|Child support payments are not treated as income to the party receiving them, nor are they treated as an income deduction to the party making them.
|The calculated amount is called the "Presumed Amount of Support" and there are a limited number of exceptions that allow the support amount to be altered, either raising or lowering a party's income, raising or lowering a party's special expenses or simply raising or lowering the amount of support. These are called Rebuttal deviations. Unless your case involves these deviations, the presumed amount will apply. This is a very complex area of law and it requires a skilled lawyer to successfully present evidence of applicable rebuttal factors. The following summarizes the criteria for deviation from the presumed level of support:
- There is evidence of other resources of a parent
- The parents reasonable necessities affect the presumptive level of support
- The net income after withholdings required by law or employment affects the ability to pay
- There is a relevant ability to borrow
- There are other dependents that affect the presumption
- A parent has special hardships such as medical or extraordinary visitation travel related costs
- The child has extraordinary or diminished needs
- The custodial parent should stay home as a homemaker
- How the tax consequences of child tax credits, earned income credits deductions or spousal support consequences affect the presumption
- There is a financial advantage from a spouse or domestic partner
- There are financial benefits afforded from employment including self/family employment
- There is a child attending school or not living at home
- There have been prior findings regarding the reason for the existing order
- The net income of a party after payment of mutually incurred debts which affects the ability to pay
- There is a tax advantage or special adverse tax effect of a party's income
- There is income which is a return of capital

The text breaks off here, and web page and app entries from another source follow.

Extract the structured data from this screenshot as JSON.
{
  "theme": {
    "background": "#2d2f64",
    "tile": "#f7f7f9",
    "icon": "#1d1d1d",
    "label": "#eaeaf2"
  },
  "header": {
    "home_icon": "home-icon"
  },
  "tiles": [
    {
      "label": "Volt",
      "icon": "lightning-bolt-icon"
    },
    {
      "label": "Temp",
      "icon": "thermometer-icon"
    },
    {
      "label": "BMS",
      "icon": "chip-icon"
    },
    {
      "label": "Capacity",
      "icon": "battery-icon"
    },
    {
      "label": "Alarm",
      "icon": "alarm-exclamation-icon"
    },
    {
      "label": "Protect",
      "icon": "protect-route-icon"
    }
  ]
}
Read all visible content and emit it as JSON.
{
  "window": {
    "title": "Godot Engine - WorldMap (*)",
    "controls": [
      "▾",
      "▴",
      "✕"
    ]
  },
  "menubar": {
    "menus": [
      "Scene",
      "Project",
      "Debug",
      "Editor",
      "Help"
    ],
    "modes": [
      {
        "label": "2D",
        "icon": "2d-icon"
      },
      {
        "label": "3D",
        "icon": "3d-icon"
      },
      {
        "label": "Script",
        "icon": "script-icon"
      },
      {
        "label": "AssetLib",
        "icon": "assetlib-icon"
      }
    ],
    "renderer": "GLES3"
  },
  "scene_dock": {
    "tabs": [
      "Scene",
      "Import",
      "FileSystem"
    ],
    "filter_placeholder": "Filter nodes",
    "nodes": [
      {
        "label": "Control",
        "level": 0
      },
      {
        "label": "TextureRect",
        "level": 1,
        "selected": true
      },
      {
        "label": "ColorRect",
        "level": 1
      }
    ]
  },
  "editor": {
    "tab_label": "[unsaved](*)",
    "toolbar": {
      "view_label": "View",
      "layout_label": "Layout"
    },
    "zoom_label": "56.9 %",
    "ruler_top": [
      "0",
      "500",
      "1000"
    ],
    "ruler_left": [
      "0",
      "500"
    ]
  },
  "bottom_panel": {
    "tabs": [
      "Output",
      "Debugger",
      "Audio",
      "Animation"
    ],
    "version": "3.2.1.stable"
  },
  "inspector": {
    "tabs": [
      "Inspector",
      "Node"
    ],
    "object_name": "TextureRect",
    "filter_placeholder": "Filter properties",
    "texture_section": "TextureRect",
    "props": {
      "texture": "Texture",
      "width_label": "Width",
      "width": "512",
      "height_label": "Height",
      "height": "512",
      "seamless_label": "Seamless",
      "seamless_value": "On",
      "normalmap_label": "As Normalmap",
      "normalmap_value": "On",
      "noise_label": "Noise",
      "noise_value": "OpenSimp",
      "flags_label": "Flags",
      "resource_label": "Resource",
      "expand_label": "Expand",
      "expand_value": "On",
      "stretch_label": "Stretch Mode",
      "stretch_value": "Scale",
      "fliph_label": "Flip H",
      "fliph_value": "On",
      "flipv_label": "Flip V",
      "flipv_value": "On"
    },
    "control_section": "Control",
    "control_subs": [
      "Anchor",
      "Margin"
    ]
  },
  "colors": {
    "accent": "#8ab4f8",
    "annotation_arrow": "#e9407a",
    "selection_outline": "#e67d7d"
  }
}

|Every two years either parent can ask their local county Deputy District Attorney, Support Enforcement Division or the Dept. of Justice, Child Support Division, to do a free support review to determine if support can be changed. A private attorney does not have that right. On the other hand, a private attorney can always file a motion to modify support, at any time, as long as there has been a substantial change of circumstances since the last support order. For example, if 6 months after your divorce you lose your job, that might be considered a substantial change of circumstances.
|Unmarried couples can petition the court for relief when their relationships dissolve, however, the same standards used in divorce will not apply. All rights, except child related rights, are based on the contractual agreement of the parties.
|Either parent can obtain the courts help to decide issues of custody or support. Once paternity (parentage) of a child is established, the father of a child born out of wedlock has the same rights and obligations as a father who was married to the mother. Click here for more information on issues of Custody and Parenting Time. Click here for more information on Child Support.